VUELCO deliverable 7.5: Guidelines for the best practice of scientific management of volcanic unrest

By dmitri rouwet

INGV-Sezione di Bologna, Italy

You must login to access the full resource.

Published on
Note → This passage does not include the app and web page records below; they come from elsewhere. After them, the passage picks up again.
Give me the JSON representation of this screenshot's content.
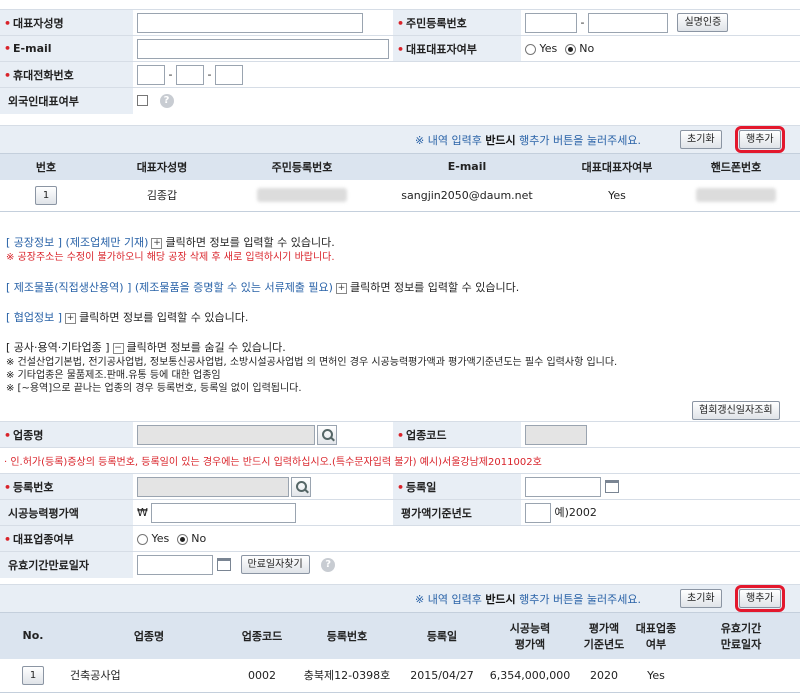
{
  "rep": {
    "name_label": "대표자성명",
    "rrn_label": "주민등록번호",
    "verify_btn": "실명인증",
    "email_label": "E-mail",
    "is_rep_label": "대표대표자여부",
    "yes": "Yes",
    "no": "No",
    "phone_label": "휴대전화번호",
    "foreign_label": "외국인대표여부",
    "notice_pre": "※ 내역 입력후 ",
    "notice_bold": "반드시",
    "notice_post": " 행추가 버튼을 눌러주세요.",
    "reset_btn": "초기화",
    "add_btn": "행추가",
    "dash": "-"
  },
  "rep_table": {
    "headers": [
      "번호",
      "대표자성명",
      "주민등록번호",
      "E-mail",
      "대표대표자여부",
      "핸드폰번호"
    ],
    "row": {
      "num": "1",
      "name": "김종갑",
      "email": "sangjin2050@daum.net",
      "is_rep": "Yes"
    }
  },
  "sections": {
    "factory_title": "[ 공장정보 ] (제조업체만 기재)",
    "factory_hint": "클릭하면 정보를 입력할 수 있습니다.",
    "factory_warn": "※ 공장주소는 수정이 불가하오니 해당 공장 삭제 후 새로 입력하시기 바랍니다.",
    "product_title": "[ 제조물품(직접생산용역) ] (제조물품을 증명할 수 있는 서류제출 필요)",
    "product_hint": "클릭하면 정보를 입력할 수 있습니다.",
    "coop_title": "[ 협업정보 ]",
    "coop_hint": "클릭하면 정보를 입력할 수 있습니다.",
    "biz_title": "[ 공사·용역·기타업종 ]",
    "biz_hint": "클릭하면 정보를 숨길 수 있습니다.",
    "note1": "※ 건설산업기본법, 전기공사업법, 정보통신공사업법, 소방시설공사업법 의 면허인 경우 시공능력평가액과 평가액기준년도는 필수 입력사항 입니다.",
    "note2": "※ 기타업종은 물품제조.판매.유통 등에 대한 업종임",
    "note3": "※ [~용역]으로 끝나는 업종의 경우 등록번호, 등록일 없이 입력됩니다.",
    "assoc_btn": "협회갱신일자조회"
  },
  "biz": {
    "type_label": "업종명",
    "code_label": "업종코드",
    "warn": "· 인.허가(등록)증상의 등록번호, 등록일이 있는 경우에는 반드시 입력하십시오.(특수문자입력 불가) 예시)서울강남제2011002호",
    "reg_label": "등록번호",
    "regdate_label": "등록일",
    "capacity_label": "시공능력평가액",
    "won": "₩",
    "year_label": "평가액기준년도",
    "year_example": "예)2002",
    "main_label": "대표업종여부",
    "expire_label": "유효기간만료일자",
    "expire_btn": "만료일자찾기"
  },
  "biz_table": {
    "headers": [
      "No.",
      "업종명",
      "업종코드",
      "등록번호",
      "등록일",
      "시공능력\n평가액",
      "평가액\n기준년도",
      "대표업종\n여부",
      "유효기간\n만료일자"
    ],
    "row": {
      "num": "1",
      "type": "건축공사업",
      "code": "0002",
      "reg": "충북제12-0398호",
      "date": "2015/04/27",
      "amount": "6,354,000,000",
      "year": "2020",
      "main": "Yes",
      "expire": ""
    }
  }
}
Volcanic eruption forecasting and hazard assessment are multi-disciplinary processes with scientific and social implications. Our limited knowledge and the randomness of the processes behind a volcanic eruption yields the need of quantifying uncertainties on volcano dynamics. With deterministic and probabilistic methods for volcanic hazard assessment being often in disagreement, we propose a combined approach that bridges the two schools of thoughts in order to improve future volcano monitoring. Expert elicitation has proven to be an effective way to bind deterministic research within a probabilistic framework aiming to reduce the uncertainties related to any hazard forecast; yet, numerous exercises based on expert elicitation have revealed that the attempt to reduce uncertainties led to the creation of new ones, often unquantifiable, created by human nature and reasoning during stressful situations. Such reasoning interferes with the complexity of volcanic processes and the fact that every scenario has a probability to occur. The recent probabilistic methods and tools syntonise probabilistic and deterministic researchers and lead to unprecedented models. Nevertheless, the novelty of probabilistic hazard assessment is often misunderstood as not all of the researchers involved have backgrounds in such matters. A probabilistic method cannot stand-alone as it depends on data input obtained by deterministic approaches. We propose that, given the symbiotic relationship between the two methods, a probabilistic framework can play a role of moderator between various deterministic disciplines, thus creating a coherent environment for discussion and debate among seismologists, geodesists, geochemists. This can be achieved by training all scientists involved in hazard assessment, probability theory and data interpretation, whereas another group member objectively uses the information provided to produce the probabilities. Hence, numerical outcomes can be interpreted transparently as they represent the quantification of experts’ knowledge and related uncertainties. A probabilistic method that incorporates the joint-opinions of a group of multi-disciplinary researchers facilitates a more straightforward way of communicating scientific information to decision-makers.